Mahomet fought an almost ceaseless series of campaigns in Europe and Asia. To chronicle them would be tedious, but without doing so it is difficult to give a sufficient impression of Ottoman military power at this period. In Asia the emperor of Trebizond, another beneficiary of Byzantine decay, was overthrown, as were a large number of Anatolian rebels and Persian challengers. To the north, naval and military campaigns made of the Black Sea a Turkish lake, with disastrous consequences for western European traders. Mahomet’s onslaught on Europe was checked in 1456 by the heroic relief of Belgrade by Hunyadi and the crusaders of the friar Capistrano. Belgrade was to defy the Turks again, but by 1459 Mahomet had regained all Serbia and within three years of this he held Athens and the Morea. To his conquests in mainland Greece he soon added Mytilene (Lesbos) and various other islands, though the Venetians were able to retain Euboea, with its strategic trading post, Negroponte, till 1470. By that date Bosnia had fallen and resistance in Albania almost come to an end with the death of Scanderbeg (1468). From Bosnia marauding Ottoman irregulars launched annual raids as far to the north-west as Styria and Carinthia, and in 1477 a force pressed so far into Italy that the fires caused by its depredations could be seen from Venice. Three years later the Ottomans attacked southern Italy, captured Otranto, massacred every male in the city, and held it for over 12 months.

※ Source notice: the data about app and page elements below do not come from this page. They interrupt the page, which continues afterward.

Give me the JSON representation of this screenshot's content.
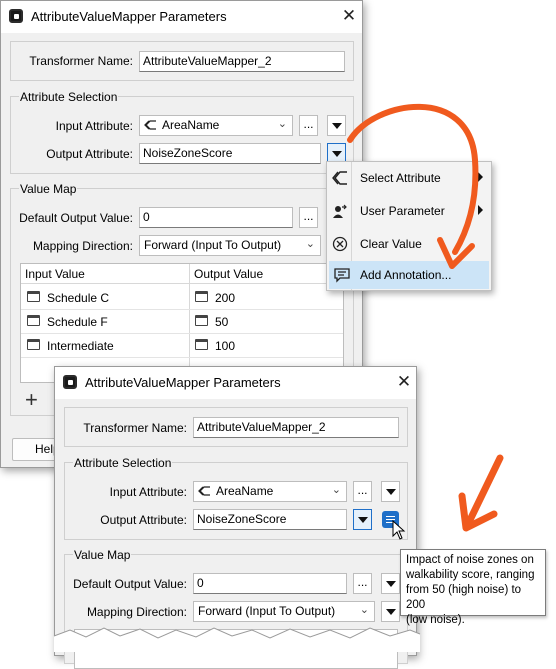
{
  "dialog1": {
    "title": "AttributeValueMapper Parameters",
    "close": "✕",
    "transformer_label": "Transformer Name:",
    "transformer_value": "AttributeValueMapper_2",
    "attr_group": "Attribute Selection",
    "input_label": "Input Attribute:",
    "input_value": "AreaName",
    "output_label": "Output Attribute:",
    "output_value": "NoiseZoneScore",
    "value_group": "Value Map",
    "default_label": "Default Output Value:",
    "default_value": "0",
    "mapping_label": "Mapping Direction:",
    "mapping_value": "Forward (Input To Output)",
    "col_input": "Input Value",
    "col_output": "Output Value",
    "rows": [
      {
        "input": "Schedule C",
        "output": "200"
      },
      {
        "input": "Schedule F",
        "output": "50"
      },
      {
        "input": "Intermediate",
        "output": "100"
      }
    ],
    "add": "+",
    "help": "Help",
    "ellipsis": "..."
  },
  "menu": {
    "items": [
      {
        "label": "Select Attribute",
        "icon": "attribute-icon"
      },
      {
        "label": "User Parameter",
        "icon": "user-parameter-icon"
      },
      {
        "label": "Clear Value",
        "icon": "clear-icon"
      },
      {
        "label": "Add Annotation...",
        "icon": "annotation-icon"
      }
    ]
  },
  "dialog2": {
    "title": "AttributeValueMapper Parameters",
    "close": "✕",
    "transformer_label": "Transformer Name:",
    "transformer_value": "AttributeValueMapper_2",
    "attr_group": "Attribute Selection",
    "input_label": "Input Attribute:",
    "input_value": "AreaName",
    "output_label": "Output Attribute:",
    "output_value": "NoiseZoneScore",
    "value_group": "Value Map",
    "default_label": "Default Output Value:",
    "default_value": "0",
    "mapping_label": "Mapping Direction:",
    "mapping_value": "Forward (Input To Output)",
    "ellipsis": "..."
  },
  "tooltip": "Impact of noise zones on\nwalkability score, ranging\nfrom 50 (high noise) to 200\n(low noise).",
  "colors": {
    "accent": "#1f6fc8",
    "arrow": "#f05a1e",
    "highlight": "#cce4f7"
  }
}
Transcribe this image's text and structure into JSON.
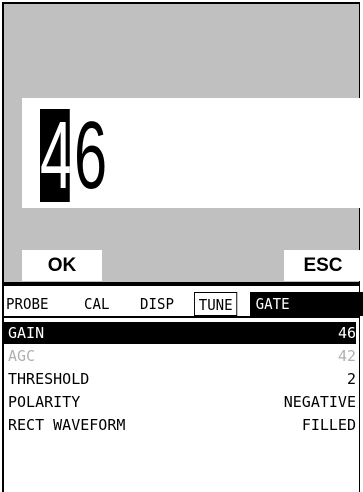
{
  "editor": {
    "value": "46",
    "highlighted_digit": "4",
    "rest_digits": "6",
    "ok_label": "OK",
    "esc_label": "ESC"
  },
  "tabs": [
    {
      "label": "PROBE",
      "state": "normal"
    },
    {
      "label": "CAL",
      "state": "normal"
    },
    {
      "label": "DISP",
      "state": "normal"
    },
    {
      "label": "TUNE",
      "state": "active"
    },
    {
      "label": "GATE",
      "state": "inverse"
    }
  ],
  "menu": [
    {
      "label": "GAIN",
      "value": "46",
      "state": "selected"
    },
    {
      "label": "AGC",
      "value": "42",
      "state": "disabled"
    },
    {
      "label": "THRESHOLD",
      "value": "2",
      "state": "normal"
    },
    {
      "label": "POLARITY",
      "value": "NEGATIVE",
      "state": "normal"
    },
    {
      "label": "RECT WAVEFORM",
      "value": "FILLED",
      "state": "normal"
    }
  ],
  "colors": {
    "dialog_background": "#c0c0c0",
    "selection": "#000000",
    "disabled_text": "#b0b0b0"
  }
}
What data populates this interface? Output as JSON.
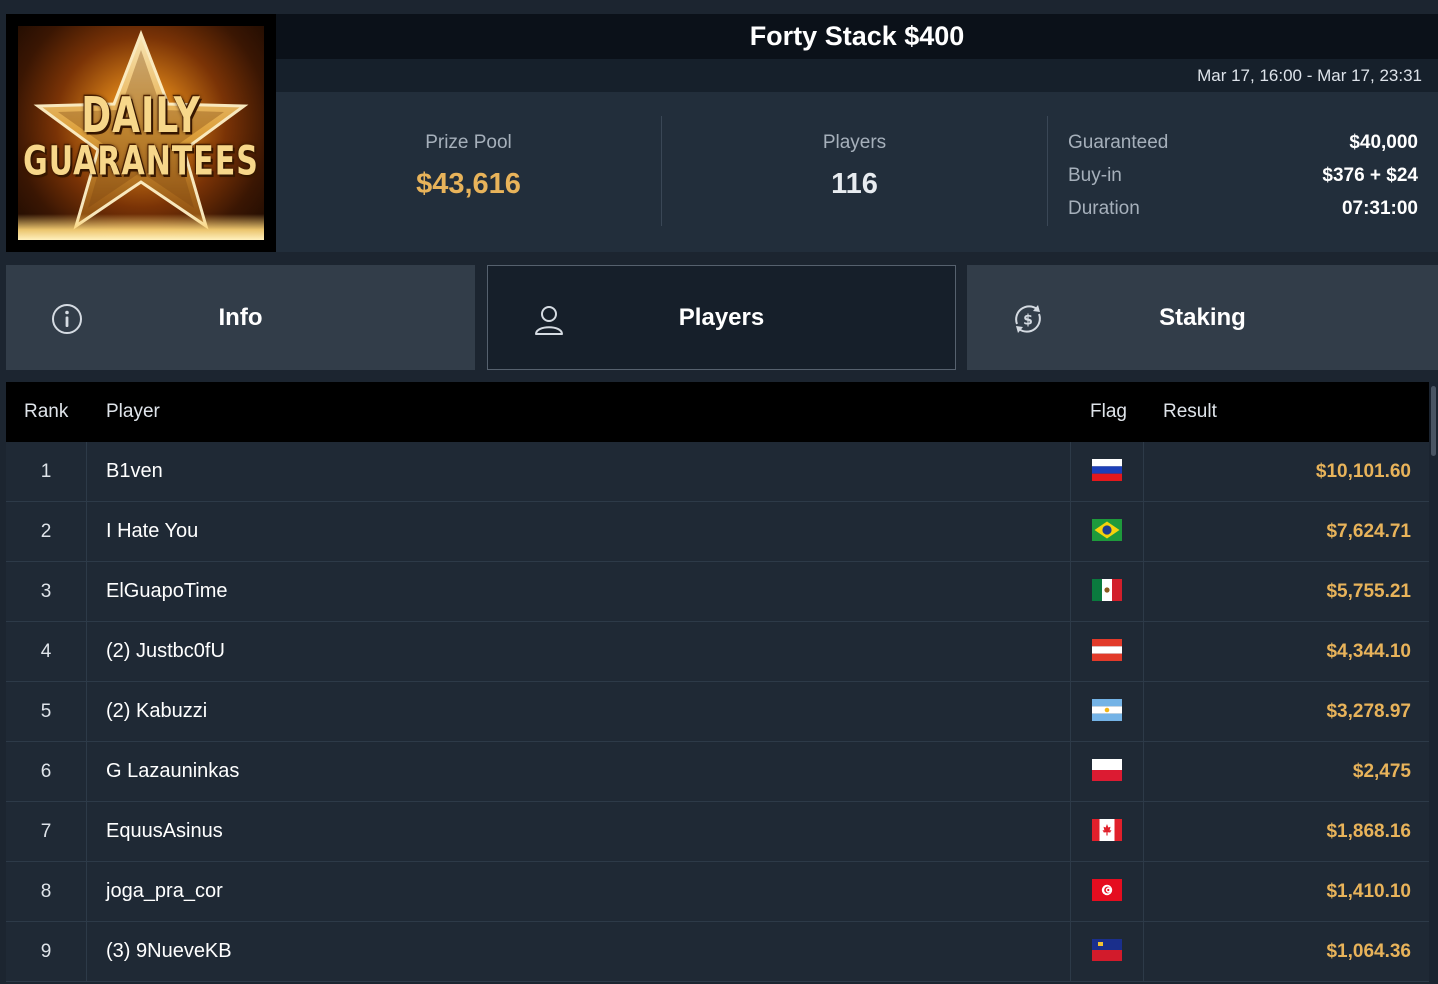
{
  "logo": {
    "line1": "DAILY",
    "line2": "GUARANTEES"
  },
  "tournament": {
    "title": "Forty Stack $400",
    "dates": "Mar 17, 16:00 - Mar 17, 23:31"
  },
  "stats": {
    "prize_pool_label": "Prize Pool",
    "prize_pool_value": "$43,616",
    "players_label": "Players",
    "players_value": "116",
    "details": [
      {
        "label": "Guaranteed",
        "value": "$40,000"
      },
      {
        "label": "Buy-in",
        "value": "$376 + $24"
      },
      {
        "label": "Duration",
        "value": "07:31:00"
      }
    ]
  },
  "tabs": [
    {
      "label": "Info",
      "icon": "info-icon",
      "active": false
    },
    {
      "label": "Players",
      "icon": "user-icon",
      "active": true
    },
    {
      "label": "Staking",
      "icon": "dollar-cycle-icon",
      "active": false
    }
  ],
  "table": {
    "headers": {
      "rank": "Rank",
      "player": "Player",
      "flag": "Flag",
      "result": "Result"
    },
    "rows": [
      {
        "rank": "1",
        "player": "B1ven",
        "flag": "russia",
        "result": "$10,101.60"
      },
      {
        "rank": "2",
        "player": "I Hate You",
        "flag": "brazil",
        "result": "$7,624.71"
      },
      {
        "rank": "3",
        "player": "ElGuapoTime",
        "flag": "mexico",
        "result": "$5,755.21"
      },
      {
        "rank": "4",
        "player": "(2) Justbc0fU",
        "flag": "austria",
        "result": "$4,344.10"
      },
      {
        "rank": "5",
        "player": "(2) Kabuzzi",
        "flag": "argentina",
        "result": "$3,278.97"
      },
      {
        "rank": "6",
        "player": "G Lazauninkas",
        "flag": "poland",
        "result": "$2,475"
      },
      {
        "rank": "7",
        "player": "EquusAsinus",
        "flag": "canada",
        "result": "$1,868.16"
      },
      {
        "rank": "8",
        "player": "joga_pra_cor",
        "flag": "tunisia",
        "result": "$1,410.10"
      },
      {
        "rank": "9",
        "player": "(3) 9NueveKB",
        "flag": "liechtenstein",
        "result": "$1,064.36"
      }
    ]
  },
  "colors": {
    "accent_gold": "#e8b35a",
    "background": "#1c2530",
    "title_bar": "#0b1119"
  }
}
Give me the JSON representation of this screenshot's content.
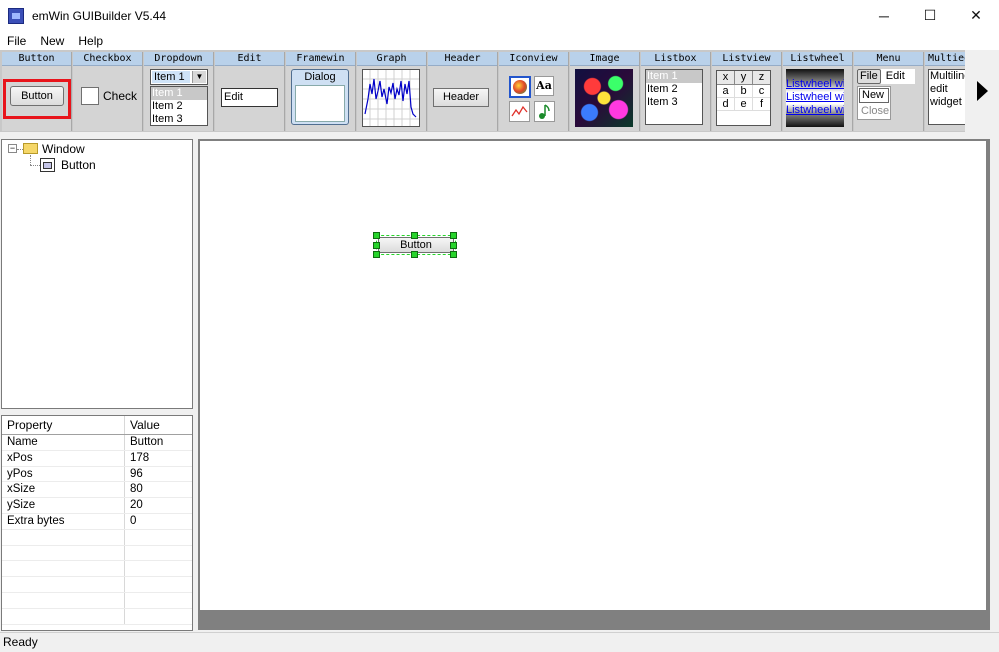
{
  "window": {
    "title": "emWin GUIBuilder V5.44",
    "minimize_glyph": "─",
    "maximize_glyph": "☐",
    "close_glyph": "✕"
  },
  "menubar": [
    "File",
    "New",
    "Help"
  ],
  "toolbar": {
    "tools": [
      {
        "header": "Button",
        "label": "Button"
      },
      {
        "header": "Checkbox",
        "label": "Check"
      },
      {
        "header": "Dropdown",
        "selected": "Item 1",
        "items": [
          "Item 1",
          "Item 2",
          "Item 3"
        ]
      },
      {
        "header": "Edit",
        "value": "Edit"
      },
      {
        "header": "Framewin",
        "title": "Dialog"
      },
      {
        "header": "Graph"
      },
      {
        "header": "Header",
        "label": "Header"
      },
      {
        "header": "Iconview",
        "aa": "Aa"
      },
      {
        "header": "Image"
      },
      {
        "header": "Listbox",
        "items": [
          "Item 1",
          "Item 2",
          "Item 3"
        ]
      },
      {
        "header": "Listview",
        "cols": [
          "x",
          "y",
          "z"
        ],
        "rows": [
          [
            "a",
            "b",
            "c"
          ],
          [
            "d",
            "e",
            "f"
          ]
        ]
      },
      {
        "header": "Listwheel",
        "items": [
          "Listwheel wid",
          "Listwheel wid",
          "Listwheel wid"
        ]
      },
      {
        "header": "Menu",
        "items": [
          "File",
          "Edit",
          "New",
          "Close"
        ]
      },
      {
        "header": "Multiedit",
        "lines": [
          "Multiline",
          "edit",
          "widget"
        ]
      }
    ]
  },
  "tree": {
    "root": "Window",
    "child": "Button",
    "expander": "−"
  },
  "properties": {
    "headers": [
      "Property",
      "Value"
    ],
    "rows": [
      [
        "Name",
        "Button"
      ],
      [
        "xPos",
        "178"
      ],
      [
        "yPos",
        "96"
      ],
      [
        "xSize",
        "80"
      ],
      [
        "ySize",
        "20"
      ],
      [
        "Extra bytes",
        "0"
      ],
      [
        "",
        ""
      ],
      [
        "",
        ""
      ],
      [
        "",
        ""
      ],
      [
        "",
        ""
      ],
      [
        "",
        ""
      ],
      [
        "",
        ""
      ]
    ]
  },
  "canvas": {
    "button_label": "Button"
  },
  "status": "Ready",
  "colors": {
    "selection": "#e8141b",
    "handle": "#27d42b",
    "tool_header": "#b9d1ea",
    "listwheel_text": "#0000ee"
  }
}
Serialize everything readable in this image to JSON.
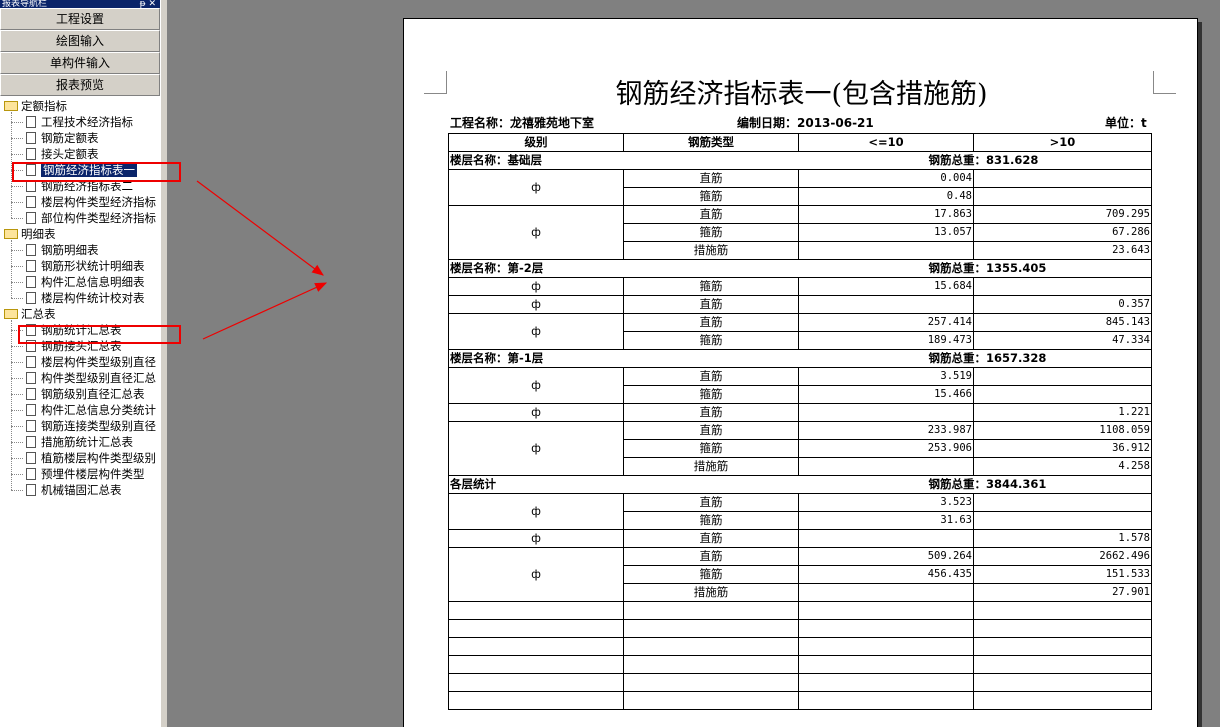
{
  "nav": {
    "panel_title": "报表导航栏",
    "buttons": [
      "工程设置",
      "绘图输入",
      "单构件输入",
      "报表预览"
    ],
    "groups": [
      {
        "label": "定额指标",
        "items": [
          "工程技术经济指标",
          "钢筋定额表",
          "接头定额表",
          "钢筋经济指标表一",
          "钢筋经济指标表二",
          "楼层构件类型经济指标",
          "部位构件类型经济指标"
        ]
      },
      {
        "label": "明细表",
        "items": [
          "钢筋明细表",
          "钢筋形状统计明细表",
          "构件汇总信息明细表",
          "楼层构件统计校对表"
        ]
      },
      {
        "label": "汇总表",
        "items": [
          "钢筋统计汇总表",
          "钢筋接头汇总表",
          "楼层构件类型级别直径",
          "构件类型级别直径汇总",
          "钢筋级别直径汇总表",
          "构件汇总信息分类统计",
          "钢筋连接类型级别直径",
          "措施筋统计汇总表",
          "植筋楼层构件类型级别",
          "预埋件楼层构件类型",
          "机械锚固汇总表"
        ]
      }
    ],
    "selected_item": "钢筋经济指标表一"
  },
  "report": {
    "title": "钢筋经济指标表一(包含措施筋)",
    "project_label": "工程名称：龙禧雅苑地下室",
    "date_label": "编制日期：2013-06-21",
    "unit_label": "单位：t",
    "headers": [
      "级别",
      "钢筋类型",
      "<=10",
      ">10"
    ],
    "sections": [
      {
        "name": "楼层名称：基础层",
        "total": "钢筋总重：831.628",
        "groups": [
          {
            "grade": "ф",
            "rows": [
              [
                "直筋",
                "0.004",
                ""
              ],
              [
                "箍筋",
                "0.48",
                ""
              ]
            ]
          },
          {
            "grade": "ф",
            "rows": [
              [
                "直筋",
                "17.863",
                "709.295"
              ],
              [
                "箍筋",
                "13.057",
                "67.286"
              ],
              [
                "措施筋",
                "",
                "23.643"
              ]
            ]
          }
        ]
      },
      {
        "name": "楼层名称：第-2层",
        "total": "钢筋总重：1355.405",
        "groups": [
          {
            "grade": "ф",
            "rows": [
              [
                "箍筋",
                "15.684",
                ""
              ]
            ]
          },
          {
            "grade": "ф",
            "rows": [
              [
                "直筋",
                "",
                "0.357"
              ]
            ]
          },
          {
            "grade": "ф",
            "rows": [
              [
                "直筋",
                "257.414",
                "845.143"
              ],
              [
                "箍筋",
                "189.473",
                "47.334"
              ]
            ]
          }
        ]
      },
      {
        "name": "楼层名称：第-1层",
        "total": "钢筋总重：1657.328",
        "groups": [
          {
            "grade": "ф",
            "rows": [
              [
                "直筋",
                "3.519",
                ""
              ],
              [
                "箍筋",
                "15.466",
                ""
              ]
            ]
          },
          {
            "grade": "ф",
            "rows": [
              [
                "直筋",
                "",
                "1.221"
              ]
            ]
          },
          {
            "grade": "ф",
            "rows": [
              [
                "直筋",
                "233.987",
                "1108.059"
              ],
              [
                "箍筋",
                "253.906",
                "36.912"
              ],
              [
                "措施筋",
                "",
                "4.258"
              ]
            ]
          }
        ]
      },
      {
        "name": "各层统计",
        "total": "钢筋总重：3844.361",
        "groups": [
          {
            "grade": "ф",
            "rows": [
              [
                "直筋",
                "3.523",
                ""
              ],
              [
                "箍筋",
                "31.63",
                ""
              ]
            ]
          },
          {
            "grade": "ф",
            "rows": [
              [
                "直筋",
                "",
                "1.578"
              ]
            ]
          },
          {
            "grade": "ф",
            "rows": [
              [
                "直筋",
                "509.264",
                "2662.496"
              ],
              [
                "箍筋",
                "456.435",
                "151.533"
              ],
              [
                "措施筋",
                "",
                "27.901"
              ]
            ]
          }
        ]
      }
    ]
  },
  "annotation_color": "#e00000"
}
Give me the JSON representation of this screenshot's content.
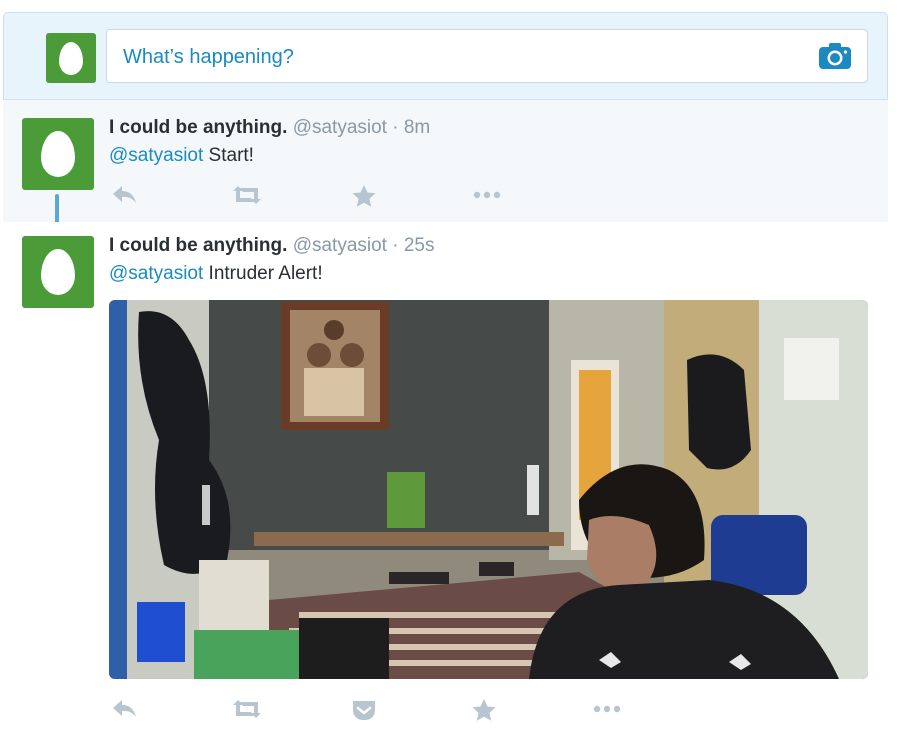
{
  "compose": {
    "placeholder": "What’s happening?"
  },
  "tweets": [
    {
      "fullname": "I could be anything.",
      "username": "@satyasiot",
      "separator": "·",
      "time": "8m",
      "mention": "@satyasiot",
      "text": " Start!"
    },
    {
      "fullname": "I could be anything.",
      "username": "@satyasiot",
      "separator": "·",
      "time": "25s",
      "mention": "@satyasiot",
      "text": " Intruder Alert!",
      "has_photo": true
    }
  ],
  "colors": {
    "avatar_green": "#4b9b38",
    "link_blue": "#1b8ac0",
    "icon_gray": "#b6c5d0",
    "compose_bg": "#e8f4fb",
    "thread_line": "#5ba9d2"
  },
  "icons": {
    "reply": "reply-icon",
    "retweet": "retweet-icon",
    "favorite": "star-icon",
    "more": "more-dots-icon",
    "pocket": "pocket-icon",
    "camera": "camera-icon"
  }
}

When Mahomet died in 1481, at the age of 49, Ottoman strength was still checked in the Balkans by the resistance of Belgrade and in the Mediterranean by that of Rhodes. The growth of Turkish sea-power under Selim I (1512–20) made possible the conquest of Syria and Egypt. Only under Suleiman II (1520 – 66) was the advance into Europe resumed, while Charles V warred with Francis I of France. Then the king of Bohemia and Hungary was killed in the decisive battle at Mohács (1526) and, with the acquisition of Hungary, the Ottoman Empire became a greater power in Europe than its Byzantine predecessor had been, even in its heyday before the First Crusade. Not only had the territorial problems set by Byzantine decline been settled for centuries, but the western European states had to reckon with a mighty neighbour whose weight was to count for much in the balance of power diplomacy of the ‘early modern’ period. By splitting Christian Europe, the Reformation served to make the domination of the Turks yet more secure. The crusading ideal lived on strongly in the ideas of the Counter-Reformation, but even the naval victory of Lepanto (1571) failed to check the Ottoman advance: a century after this the Turks captured Crete and besieged Vienna. The replacement of a stricken Christian empire by an aggressive Islamic autocracy was certainly the greatest change in the map of Europe between the thirteenth century and the early years of the sixteenth.